(Task inputs Opens)

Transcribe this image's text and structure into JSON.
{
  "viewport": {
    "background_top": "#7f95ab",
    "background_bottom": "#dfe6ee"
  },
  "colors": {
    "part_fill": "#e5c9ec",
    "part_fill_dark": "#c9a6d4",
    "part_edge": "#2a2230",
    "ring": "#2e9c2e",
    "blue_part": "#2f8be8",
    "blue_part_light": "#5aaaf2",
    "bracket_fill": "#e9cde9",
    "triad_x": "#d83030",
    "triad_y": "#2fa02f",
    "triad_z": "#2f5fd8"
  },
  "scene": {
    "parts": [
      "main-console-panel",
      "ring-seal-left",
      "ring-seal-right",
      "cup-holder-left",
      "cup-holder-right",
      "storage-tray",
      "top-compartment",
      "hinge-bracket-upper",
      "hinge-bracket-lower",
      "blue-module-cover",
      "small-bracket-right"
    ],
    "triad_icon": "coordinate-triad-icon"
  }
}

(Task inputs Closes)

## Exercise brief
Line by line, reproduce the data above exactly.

## Output for this task
Transcribe this image's text and structure into JSON.
{
  "viewport": {
    "background_top": "#7f95ab",
    "background_bottom": "#dfe6ee"
  },
  "colors": {
    "part_fill": "#e5c9ec",
    "part_fill_dark": "#c9a6d4",
    "part_edge": "#2a2230",
    "ring": "#2e9c2e",
    "blue_part": "#2f8be8",
    "blue_part_light": "#5aaaf2",
    "bracket_fill": "#e9cde9",
    "triad_x": "#d83030",
    "triad_y": "#2fa02f",
    "triad_z": "#2f5fd8"
  },
  "scene": {
    "parts": [
      "main-console-panel",
      "ring-seal-left",
      "ring-seal-right",
      "cup-holder-left",
      "cup-holder-right",
      "storage-tray",
      "top-compartment",
      "hinge-bracket-upper",
      "hinge-bracket-lower",
      "blue-module-cover",
      "small-bracket-right"
    ],
    "triad_icon": "coordinate-triad-icon"
  }
}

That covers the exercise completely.